Since we were in the neighborhood, we figured we'd head out to Mira Loma (near San Bernardino), to get our bus serviced. We needed it lubed and oiled and just generally checkout out. Mira Loma is one of five cities in the country that has a Prevost repair shop. We visited several of them (don't ask) on our QUEEN OF THE ROAD trip. While some other repair places make you move out of your rig for days while you're being serviced, Prevost not only lets you stay in your rig, but even in their lot.
It's a huge place with tons of buses, most of them belonging to touring companies (ie, "seated coaches"), but occasionally, we'll have a brush with a celebrity bus (Whoopi - call me!). In the midst of all those buses parked for various lengths of time (they also sell some on their lot), is a row of hook-ups next to a grassy patch (Prevost is not only thoughtful of their customers, but of their customers' dogs) where people like us can stay a few days. There's even an In 'n' Out nearby, and you know how I feel about my In 'n' Out. Which reminds me: Really, In 'n' Out, I have to question your customer service, since our prior experience appears to be no anomaly. Now, whenever I order my "two double-doubles, protein-style" at any location, your cashier looks at both Tim and me and asks, "Do you want fries with that?" Listen up! I'm a real woman with a real appetite and Tim hasn't ordered yet! What do you want from me?
Sorry (you know how I feel about my In 'n' Out), back to Prevost. Here are two of the gals that always make us feel welcome:
Nicole Wilson and Delene Tawater, the Service Coordinator.
We had a 2 pm appointment, but that got changed a couple of days before and we were told we had to be there by 8:30 am. You know how I hate to get up early. (Imagine how much Tim hates it when I have to get up early.) But, we made it (and, believe me, I take no credit on that count).
Once our bus was in the service bay, Tim asked, "They're putting the bus up on the hydraulic lift. Do you want to stay inside or come to the customer lounge?"
"Are you insane? I'm going back to bed." And, I did. In the bus. (I doubted Prevost wanted me to take the word, "lounge," too literally. Besides, although they have a TV, wash-dryer and internet connection there, I didn't see a bed.) We have a white-noise machine in out bedroom, so I was able to sleep undisturbed while the bus was worked on and PN followed the mechanic around, asking questions and adding to his already impressive and excruciatingly detailed knowledge of bus guts. I'm sure you know how sorry I was to miss that.
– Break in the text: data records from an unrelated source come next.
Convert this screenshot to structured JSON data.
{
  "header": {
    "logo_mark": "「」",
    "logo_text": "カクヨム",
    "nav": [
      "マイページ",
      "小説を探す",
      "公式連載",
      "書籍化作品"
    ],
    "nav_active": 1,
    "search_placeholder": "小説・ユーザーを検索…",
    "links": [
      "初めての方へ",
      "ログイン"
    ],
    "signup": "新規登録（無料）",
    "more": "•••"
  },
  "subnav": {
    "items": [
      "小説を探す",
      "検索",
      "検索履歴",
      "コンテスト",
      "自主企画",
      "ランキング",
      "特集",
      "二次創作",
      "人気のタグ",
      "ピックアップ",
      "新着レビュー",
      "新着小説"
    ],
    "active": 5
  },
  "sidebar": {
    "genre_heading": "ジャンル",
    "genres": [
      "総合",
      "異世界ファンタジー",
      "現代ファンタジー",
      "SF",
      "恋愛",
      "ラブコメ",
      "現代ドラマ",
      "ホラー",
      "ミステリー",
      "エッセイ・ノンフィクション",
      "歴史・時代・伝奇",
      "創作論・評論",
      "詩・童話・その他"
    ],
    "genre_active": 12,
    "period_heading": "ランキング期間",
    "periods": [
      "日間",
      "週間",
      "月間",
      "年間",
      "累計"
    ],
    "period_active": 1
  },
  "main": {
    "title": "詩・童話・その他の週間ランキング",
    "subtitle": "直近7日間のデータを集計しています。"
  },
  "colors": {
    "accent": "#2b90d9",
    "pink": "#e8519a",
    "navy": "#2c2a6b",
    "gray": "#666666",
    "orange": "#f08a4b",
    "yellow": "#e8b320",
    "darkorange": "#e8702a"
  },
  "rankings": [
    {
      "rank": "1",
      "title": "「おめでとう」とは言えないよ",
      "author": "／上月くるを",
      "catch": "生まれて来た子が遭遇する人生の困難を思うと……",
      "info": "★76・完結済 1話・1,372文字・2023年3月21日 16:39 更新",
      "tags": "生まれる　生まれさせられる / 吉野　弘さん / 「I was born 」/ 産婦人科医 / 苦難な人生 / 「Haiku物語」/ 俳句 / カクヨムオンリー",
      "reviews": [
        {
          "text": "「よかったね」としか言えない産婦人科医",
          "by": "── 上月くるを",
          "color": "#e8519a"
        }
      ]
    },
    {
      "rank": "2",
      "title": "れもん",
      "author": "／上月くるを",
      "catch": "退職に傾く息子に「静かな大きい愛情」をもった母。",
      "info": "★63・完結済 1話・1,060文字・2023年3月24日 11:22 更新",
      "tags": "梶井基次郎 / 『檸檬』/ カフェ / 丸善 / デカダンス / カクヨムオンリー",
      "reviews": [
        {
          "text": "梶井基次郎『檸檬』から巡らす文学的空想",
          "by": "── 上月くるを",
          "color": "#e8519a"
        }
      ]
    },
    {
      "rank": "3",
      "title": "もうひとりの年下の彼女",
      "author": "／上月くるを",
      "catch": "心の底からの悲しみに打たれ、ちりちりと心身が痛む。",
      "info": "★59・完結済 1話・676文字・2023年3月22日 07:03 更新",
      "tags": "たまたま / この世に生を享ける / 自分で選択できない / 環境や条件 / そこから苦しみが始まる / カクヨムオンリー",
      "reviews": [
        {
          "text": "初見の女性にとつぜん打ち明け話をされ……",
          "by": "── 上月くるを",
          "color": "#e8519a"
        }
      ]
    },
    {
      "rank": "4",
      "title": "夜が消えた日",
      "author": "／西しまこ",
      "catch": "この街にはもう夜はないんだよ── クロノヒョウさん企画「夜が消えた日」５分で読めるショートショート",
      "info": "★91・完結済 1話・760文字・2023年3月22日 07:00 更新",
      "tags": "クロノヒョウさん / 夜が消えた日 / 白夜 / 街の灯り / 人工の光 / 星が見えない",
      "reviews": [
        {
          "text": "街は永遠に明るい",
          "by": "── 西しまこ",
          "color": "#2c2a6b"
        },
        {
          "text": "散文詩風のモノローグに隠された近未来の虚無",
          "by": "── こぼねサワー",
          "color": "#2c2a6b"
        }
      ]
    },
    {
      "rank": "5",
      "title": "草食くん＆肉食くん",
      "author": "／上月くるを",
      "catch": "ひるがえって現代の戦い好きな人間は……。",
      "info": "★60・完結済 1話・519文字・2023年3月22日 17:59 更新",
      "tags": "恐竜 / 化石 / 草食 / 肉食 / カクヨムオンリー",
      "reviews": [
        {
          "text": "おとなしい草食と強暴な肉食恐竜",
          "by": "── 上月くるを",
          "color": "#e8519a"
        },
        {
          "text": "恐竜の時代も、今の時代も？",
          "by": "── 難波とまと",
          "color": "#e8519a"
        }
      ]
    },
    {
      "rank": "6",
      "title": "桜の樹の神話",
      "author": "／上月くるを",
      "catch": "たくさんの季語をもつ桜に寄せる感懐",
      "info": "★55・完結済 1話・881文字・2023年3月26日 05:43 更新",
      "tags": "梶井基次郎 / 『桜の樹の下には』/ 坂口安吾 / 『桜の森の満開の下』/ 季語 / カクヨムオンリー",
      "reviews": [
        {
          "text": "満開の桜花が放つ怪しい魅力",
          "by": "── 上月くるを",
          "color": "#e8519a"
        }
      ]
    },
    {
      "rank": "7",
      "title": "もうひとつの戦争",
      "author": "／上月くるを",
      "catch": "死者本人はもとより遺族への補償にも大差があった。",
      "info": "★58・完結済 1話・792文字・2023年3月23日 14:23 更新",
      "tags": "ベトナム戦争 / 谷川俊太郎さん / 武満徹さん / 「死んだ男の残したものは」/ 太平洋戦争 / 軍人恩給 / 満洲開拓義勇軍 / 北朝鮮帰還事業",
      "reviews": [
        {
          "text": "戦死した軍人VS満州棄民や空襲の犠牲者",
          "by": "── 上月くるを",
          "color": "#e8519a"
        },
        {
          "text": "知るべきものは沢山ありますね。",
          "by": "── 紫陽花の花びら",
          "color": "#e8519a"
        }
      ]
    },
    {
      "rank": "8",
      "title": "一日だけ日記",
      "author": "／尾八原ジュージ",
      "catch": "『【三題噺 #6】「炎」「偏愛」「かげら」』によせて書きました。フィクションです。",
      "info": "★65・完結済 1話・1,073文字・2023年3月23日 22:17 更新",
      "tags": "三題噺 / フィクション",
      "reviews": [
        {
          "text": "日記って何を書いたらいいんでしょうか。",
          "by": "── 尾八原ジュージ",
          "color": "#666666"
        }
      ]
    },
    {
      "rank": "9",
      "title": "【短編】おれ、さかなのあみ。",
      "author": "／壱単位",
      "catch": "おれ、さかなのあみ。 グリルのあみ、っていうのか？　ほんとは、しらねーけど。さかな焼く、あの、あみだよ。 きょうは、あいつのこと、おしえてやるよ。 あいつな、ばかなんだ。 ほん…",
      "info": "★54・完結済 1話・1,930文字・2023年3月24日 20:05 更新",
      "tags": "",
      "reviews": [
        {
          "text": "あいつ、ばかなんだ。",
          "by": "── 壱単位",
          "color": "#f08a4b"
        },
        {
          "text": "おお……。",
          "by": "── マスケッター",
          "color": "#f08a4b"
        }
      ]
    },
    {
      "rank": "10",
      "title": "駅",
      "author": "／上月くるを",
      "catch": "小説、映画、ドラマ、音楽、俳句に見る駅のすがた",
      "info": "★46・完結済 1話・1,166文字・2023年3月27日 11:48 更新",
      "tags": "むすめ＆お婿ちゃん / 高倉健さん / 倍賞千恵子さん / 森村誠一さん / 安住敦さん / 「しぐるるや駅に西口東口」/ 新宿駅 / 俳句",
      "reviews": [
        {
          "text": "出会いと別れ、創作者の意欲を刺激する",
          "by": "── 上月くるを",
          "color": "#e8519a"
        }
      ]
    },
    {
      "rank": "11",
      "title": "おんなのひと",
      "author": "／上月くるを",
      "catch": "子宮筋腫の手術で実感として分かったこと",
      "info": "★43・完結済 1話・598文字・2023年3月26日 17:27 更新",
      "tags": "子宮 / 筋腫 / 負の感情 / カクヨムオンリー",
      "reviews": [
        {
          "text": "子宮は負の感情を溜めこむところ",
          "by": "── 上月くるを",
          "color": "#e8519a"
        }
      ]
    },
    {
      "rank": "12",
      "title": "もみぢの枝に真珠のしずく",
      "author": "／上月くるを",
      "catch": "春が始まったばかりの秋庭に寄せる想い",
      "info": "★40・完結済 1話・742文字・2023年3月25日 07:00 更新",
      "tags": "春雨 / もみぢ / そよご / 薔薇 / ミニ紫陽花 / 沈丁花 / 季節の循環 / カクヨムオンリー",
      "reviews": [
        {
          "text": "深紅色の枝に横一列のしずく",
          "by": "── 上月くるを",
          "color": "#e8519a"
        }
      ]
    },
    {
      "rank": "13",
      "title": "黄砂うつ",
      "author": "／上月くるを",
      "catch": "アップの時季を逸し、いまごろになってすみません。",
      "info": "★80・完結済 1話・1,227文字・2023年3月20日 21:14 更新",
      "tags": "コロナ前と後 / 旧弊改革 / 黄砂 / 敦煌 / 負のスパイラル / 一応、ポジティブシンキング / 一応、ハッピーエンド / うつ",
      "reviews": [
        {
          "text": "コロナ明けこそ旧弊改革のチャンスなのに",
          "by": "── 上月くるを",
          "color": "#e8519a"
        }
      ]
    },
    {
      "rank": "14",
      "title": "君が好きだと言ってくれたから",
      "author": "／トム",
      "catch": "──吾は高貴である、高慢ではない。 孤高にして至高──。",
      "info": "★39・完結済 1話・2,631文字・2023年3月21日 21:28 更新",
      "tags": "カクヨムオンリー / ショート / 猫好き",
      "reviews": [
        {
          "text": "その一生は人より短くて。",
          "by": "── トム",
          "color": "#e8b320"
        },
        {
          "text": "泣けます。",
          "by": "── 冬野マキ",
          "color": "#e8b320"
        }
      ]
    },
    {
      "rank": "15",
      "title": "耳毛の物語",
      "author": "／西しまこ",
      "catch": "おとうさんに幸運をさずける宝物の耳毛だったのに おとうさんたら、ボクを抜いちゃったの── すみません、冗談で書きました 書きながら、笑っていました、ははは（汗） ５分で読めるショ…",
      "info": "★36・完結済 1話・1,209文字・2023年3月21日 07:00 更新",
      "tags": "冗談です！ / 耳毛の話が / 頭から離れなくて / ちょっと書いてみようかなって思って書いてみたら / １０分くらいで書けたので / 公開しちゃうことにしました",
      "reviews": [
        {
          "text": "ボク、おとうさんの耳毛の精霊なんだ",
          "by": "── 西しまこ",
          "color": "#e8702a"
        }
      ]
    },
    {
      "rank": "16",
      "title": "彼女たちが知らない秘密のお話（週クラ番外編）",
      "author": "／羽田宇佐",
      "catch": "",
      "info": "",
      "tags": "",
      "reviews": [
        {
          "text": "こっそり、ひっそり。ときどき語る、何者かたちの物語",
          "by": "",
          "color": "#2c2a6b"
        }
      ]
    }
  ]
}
I awoke upon feeling the engine start, and then the bus move. Assuming Tim was driving us to our hook-ups on the lot, I made my way up front. Unfortunately, I hadn't counted on Prevost being quite as full service as it is, because in fact, Tony, the technician who had worked on our rig, was parking us in our space. Our bus is configured in such a way that I really couldn't tell it was Tony until I was almost upon him and a "Hey, honey!" had escaped from my lips. Of course, I was still in my PJs, but I guess Tony has seen it all, as he was not only unfrazzled, but didn't even retch or anything. I mean, come on: A middle-aged, married woman in her flannels at one o'clock in the afternoon - oops! I hadn't mentioned it was one o'clock, had I? - apparently coming on to you. That is just so BLECH on so many levels. (For all I know, Tony's already filed his Workman's Comp claim. Sorry, Prevost!)
Here's the view we had from our bus of the rest of the lot:
Sadly, we were told most of those buses are for sale (such a deal you could get!), due to many of these touring companies going under. We actually found our bus this way, in 2003, on a Volvo (they own Prevost) repo lot in TN.
If ya see anything ya like, I'm sure Delene will hook you up. Anyone want to caravan with us?